Curzon had been the only major figure to serve in Lloyd George’s cabinets from start to finish; he was the only senior coalitionist on the Tory side to turn against him and go on to serve in Bonar Law’s cabinet, the so-called 2nd XI. In the aftermath of a comfortable election win, the now Conservative foreign secretary negotiated the treaty of Lausanne, which finally resolved the Turkish issue.
As such, as the only one of the grandees still serving when Bonar Law’s throat cancer compelled his resignation in May 1923, Curzon must have believed himself to have been the obvious successor. 20 years earlier, he might well have made it to Number Ten. Now, it was political circumstance that conspired against him.
The recently deposed Austen Chamberlain had been undermined by his support for the coalition and his inability to win the support of backbenchers, many of whom were the cohort of 1918. The backbenchers had no role in choosing their leader, but their support mattered, as events at the Carlton Club the previous year had shown. Like Chamberlain, Curzon was a one time coalitionist, and a grandee without a following.
The leadership, given that Bonar Law was an incumbent prime minister, was in the constitutional gift of the king. In practice, the king took advice. Senior cabinet figures were sounded out, and great weight was given to the views of the outgoing prime minister. This time, Bonar Law gave no view. The man charged with taking soundings was the king’s secretary, Lord Stamfordham, who later confessed to being antipathetic to Curzon. Another Tory grandee, AJ Balfour, advised that it was no longer tenable for a prime minister to be in the Lords: the Commons were now where the real power resided, and the official opposition, Labour, had almost no representation in the upper house. Stamfordham gratefully took this advice, as well as misinterpreting Bonar Law’s silence as opposition to Curzon. The king, who no more wanted Curzon than Stamfordham, gratefully seized upon his secretary’s words.
Curzon was, famously, summoned to Downing Street, expecting to be told good news. When Stamfordham, instead of asking him if he would be a available to kiss hands (and thus become prime minister), asked him for his views on Baldwin, Curzon had to ask to be excused and retired to the lavatory to weep.
He considered retirement there and then, but stayed on. His primary task was to resist French attempts to use the Ruhr Crisis to break up Germany. He opposed Baldwin’s decision to go the country in 1923, an election that lost Curzon the Foreign Office, when Labour entered government in January 1924. When Baldwin won a landslide that same year, Curzon was not offered his old job, much to his bitter disappointment. He accepted the role of, once again, lord president of the council, which he held until his death in 1925.
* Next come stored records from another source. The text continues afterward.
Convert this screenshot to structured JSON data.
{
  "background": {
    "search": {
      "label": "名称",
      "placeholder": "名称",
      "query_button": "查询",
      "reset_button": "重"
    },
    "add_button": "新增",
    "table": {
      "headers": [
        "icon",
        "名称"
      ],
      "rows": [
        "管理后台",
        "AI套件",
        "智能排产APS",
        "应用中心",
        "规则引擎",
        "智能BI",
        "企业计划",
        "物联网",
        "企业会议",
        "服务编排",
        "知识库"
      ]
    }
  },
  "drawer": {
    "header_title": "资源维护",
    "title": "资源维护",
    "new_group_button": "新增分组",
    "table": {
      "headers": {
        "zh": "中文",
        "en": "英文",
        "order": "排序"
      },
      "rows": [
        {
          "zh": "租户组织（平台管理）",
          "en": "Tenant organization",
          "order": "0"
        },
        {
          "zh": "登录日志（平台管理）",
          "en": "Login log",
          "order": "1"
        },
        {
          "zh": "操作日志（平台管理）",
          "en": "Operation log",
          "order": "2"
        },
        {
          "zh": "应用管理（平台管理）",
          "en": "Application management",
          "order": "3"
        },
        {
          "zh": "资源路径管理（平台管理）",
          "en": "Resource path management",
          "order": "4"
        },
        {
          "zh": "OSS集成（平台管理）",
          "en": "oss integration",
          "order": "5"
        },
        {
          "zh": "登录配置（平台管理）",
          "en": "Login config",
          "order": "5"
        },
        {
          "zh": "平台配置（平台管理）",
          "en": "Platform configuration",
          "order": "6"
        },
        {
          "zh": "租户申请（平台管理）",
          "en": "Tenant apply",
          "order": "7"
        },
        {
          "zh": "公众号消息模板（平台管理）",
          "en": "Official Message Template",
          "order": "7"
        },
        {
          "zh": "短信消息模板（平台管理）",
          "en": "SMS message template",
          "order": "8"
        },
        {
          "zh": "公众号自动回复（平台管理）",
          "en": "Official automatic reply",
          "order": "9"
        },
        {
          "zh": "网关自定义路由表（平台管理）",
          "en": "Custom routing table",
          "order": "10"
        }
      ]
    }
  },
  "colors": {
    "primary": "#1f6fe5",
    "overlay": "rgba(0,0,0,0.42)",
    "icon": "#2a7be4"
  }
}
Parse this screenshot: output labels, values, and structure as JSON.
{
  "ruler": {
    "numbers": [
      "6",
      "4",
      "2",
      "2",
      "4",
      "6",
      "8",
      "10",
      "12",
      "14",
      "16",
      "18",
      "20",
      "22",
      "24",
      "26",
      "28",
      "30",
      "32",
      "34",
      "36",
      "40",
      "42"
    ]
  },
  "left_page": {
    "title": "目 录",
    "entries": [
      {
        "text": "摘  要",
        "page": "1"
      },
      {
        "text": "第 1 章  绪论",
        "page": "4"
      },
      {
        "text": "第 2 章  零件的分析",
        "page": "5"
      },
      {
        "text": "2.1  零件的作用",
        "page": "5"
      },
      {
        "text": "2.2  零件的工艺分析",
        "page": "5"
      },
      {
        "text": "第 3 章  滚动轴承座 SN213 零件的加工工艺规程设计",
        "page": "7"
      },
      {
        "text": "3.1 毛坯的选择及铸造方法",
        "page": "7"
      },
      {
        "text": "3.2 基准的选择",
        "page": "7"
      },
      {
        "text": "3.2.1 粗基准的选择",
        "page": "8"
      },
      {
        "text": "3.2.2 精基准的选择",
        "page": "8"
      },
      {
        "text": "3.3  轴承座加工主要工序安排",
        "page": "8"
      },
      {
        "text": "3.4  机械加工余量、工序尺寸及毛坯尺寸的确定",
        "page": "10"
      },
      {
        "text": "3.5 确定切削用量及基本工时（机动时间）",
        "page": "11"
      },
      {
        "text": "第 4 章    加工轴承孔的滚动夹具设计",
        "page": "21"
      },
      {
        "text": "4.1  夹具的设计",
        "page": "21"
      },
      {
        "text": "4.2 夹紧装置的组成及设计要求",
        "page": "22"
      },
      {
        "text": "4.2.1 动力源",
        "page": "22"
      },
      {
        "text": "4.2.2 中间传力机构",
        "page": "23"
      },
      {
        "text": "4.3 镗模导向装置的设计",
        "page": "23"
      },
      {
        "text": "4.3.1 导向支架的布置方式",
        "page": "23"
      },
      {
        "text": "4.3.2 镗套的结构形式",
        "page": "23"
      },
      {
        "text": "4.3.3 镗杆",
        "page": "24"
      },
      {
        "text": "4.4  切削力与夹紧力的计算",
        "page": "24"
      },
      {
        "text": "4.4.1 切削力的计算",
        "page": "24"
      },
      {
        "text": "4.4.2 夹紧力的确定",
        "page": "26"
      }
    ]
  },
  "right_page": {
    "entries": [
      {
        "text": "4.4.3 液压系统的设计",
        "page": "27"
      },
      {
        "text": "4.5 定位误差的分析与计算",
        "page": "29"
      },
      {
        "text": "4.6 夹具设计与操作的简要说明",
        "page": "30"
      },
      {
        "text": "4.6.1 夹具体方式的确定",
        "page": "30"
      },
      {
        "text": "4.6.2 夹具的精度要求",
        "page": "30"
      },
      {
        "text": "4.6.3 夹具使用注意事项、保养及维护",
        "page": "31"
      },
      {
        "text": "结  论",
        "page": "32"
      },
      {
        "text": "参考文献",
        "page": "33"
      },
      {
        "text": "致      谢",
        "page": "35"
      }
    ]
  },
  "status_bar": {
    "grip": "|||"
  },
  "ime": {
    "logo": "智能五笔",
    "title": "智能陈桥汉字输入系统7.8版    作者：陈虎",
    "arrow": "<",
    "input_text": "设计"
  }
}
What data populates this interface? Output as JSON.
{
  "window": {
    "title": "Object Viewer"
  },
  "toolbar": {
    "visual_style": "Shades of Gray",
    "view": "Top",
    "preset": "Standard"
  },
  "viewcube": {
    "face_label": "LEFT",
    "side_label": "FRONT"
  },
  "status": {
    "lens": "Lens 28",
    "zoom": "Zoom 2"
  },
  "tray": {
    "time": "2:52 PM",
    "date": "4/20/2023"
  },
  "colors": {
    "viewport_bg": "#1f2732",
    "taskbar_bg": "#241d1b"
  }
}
Neither the political fates, nor many of his contemporaries were kind to Curzon. Even his high points were never unalloyed. And there were achievements. He was also often right, though he just as often failed to have his advice taken. As foreign secretary, he was in the shadow of Lloyd George, and then had his time cut short by the misjudgement of the man who had been given the prize he believed should have been his. As is often the way in politics, the most intelligent and perceptive voices can sometimes antagonise lesser minds; they can also appear arrogant, or even be so. Nonetheless, Curzon was one of four viceroys since 1900 to have also been foreign secretary. If Curzon was, in some ways, the last of the Victorian grandees to grace the foreign office, he also deserves to be remembered as one of a rare species: an inter-war foreign secretary who got more right than he got wrong.